--- GIVEN RECORDS Enclosed Below ---
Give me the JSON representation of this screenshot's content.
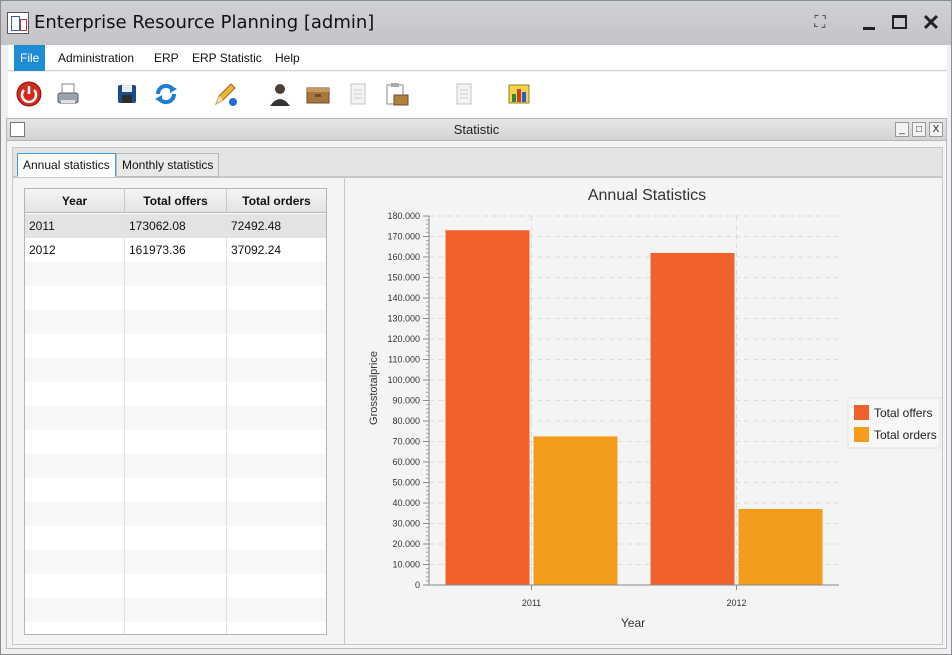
{
  "window": {
    "title": "Enterprise Resource Planning [admin]"
  },
  "menu": {
    "items": [
      "File",
      "Administration",
      "ERP",
      "ERP Statistic",
      "Help"
    ],
    "active": "File"
  },
  "toolbar": {
    "icons": [
      "power-icon",
      "printer-icon",
      "save-icon",
      "refresh-icon",
      "edit-pencil-icon",
      "user-icon",
      "box-icon",
      "document-icon",
      "clipboard-icon",
      "document-2-icon",
      "chart-icon"
    ]
  },
  "internal_frame": {
    "title": "Statistic",
    "buttons": [
      "_",
      "□",
      "X"
    ]
  },
  "tabs": [
    {
      "label": "Annual statistics",
      "active": true
    },
    {
      "label": "Monthly statistics",
      "active": false
    }
  ],
  "table": {
    "columns": [
      "Year",
      "Total offers",
      "Total orders"
    ],
    "rows": [
      [
        "2011",
        "173062.08",
        "72492.48"
      ],
      [
        "2012",
        "161973.36",
        "37092.24"
      ]
    ]
  },
  "colors": {
    "offers": "#f0602b",
    "orders": "#f39c1c",
    "accent": "#1f8dd6"
  },
  "chart_data": {
    "type": "bar",
    "title": "Annual Statistics",
    "xlabel": "Year",
    "ylabel": "Grosstotalprice",
    "categories": [
      "2011",
      "2012"
    ],
    "series": [
      {
        "name": "Total offers",
        "values": [
          173062.08,
          161973.36
        ]
      },
      {
        "name": "Total orders",
        "values": [
          72492.48,
          37092.24
        ]
      }
    ],
    "ylim": [
      0,
      180000
    ],
    "ytick_labels": [
      "0",
      "10.000",
      "20.000",
      "30.000",
      "40.000",
      "50.000",
      "60.000",
      "70.000",
      "80.000",
      "90.000",
      "100.000",
      "110.000",
      "120.000",
      "130.000",
      "140.000",
      "150.000",
      "160.000",
      "170.000",
      "180.000"
    ],
    "grid": true,
    "legend": "right"
  }
}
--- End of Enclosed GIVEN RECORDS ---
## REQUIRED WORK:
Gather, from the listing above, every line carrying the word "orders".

## SOLUTION:
      "Total orders"
    "orders": "#f39c1c",
        "name": "Total orders",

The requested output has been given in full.